▶ EXERCISE GOAL
The required result is the number of lines in this material containing the word "color". Write that number and no other text.
::::::
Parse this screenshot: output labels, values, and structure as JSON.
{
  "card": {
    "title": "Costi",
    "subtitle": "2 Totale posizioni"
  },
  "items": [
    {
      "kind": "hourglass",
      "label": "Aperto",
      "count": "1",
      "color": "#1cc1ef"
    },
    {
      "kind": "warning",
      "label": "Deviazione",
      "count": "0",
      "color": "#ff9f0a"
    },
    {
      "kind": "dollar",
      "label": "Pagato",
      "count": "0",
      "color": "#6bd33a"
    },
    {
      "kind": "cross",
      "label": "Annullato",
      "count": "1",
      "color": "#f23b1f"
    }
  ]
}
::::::
▶ SOLUTION
4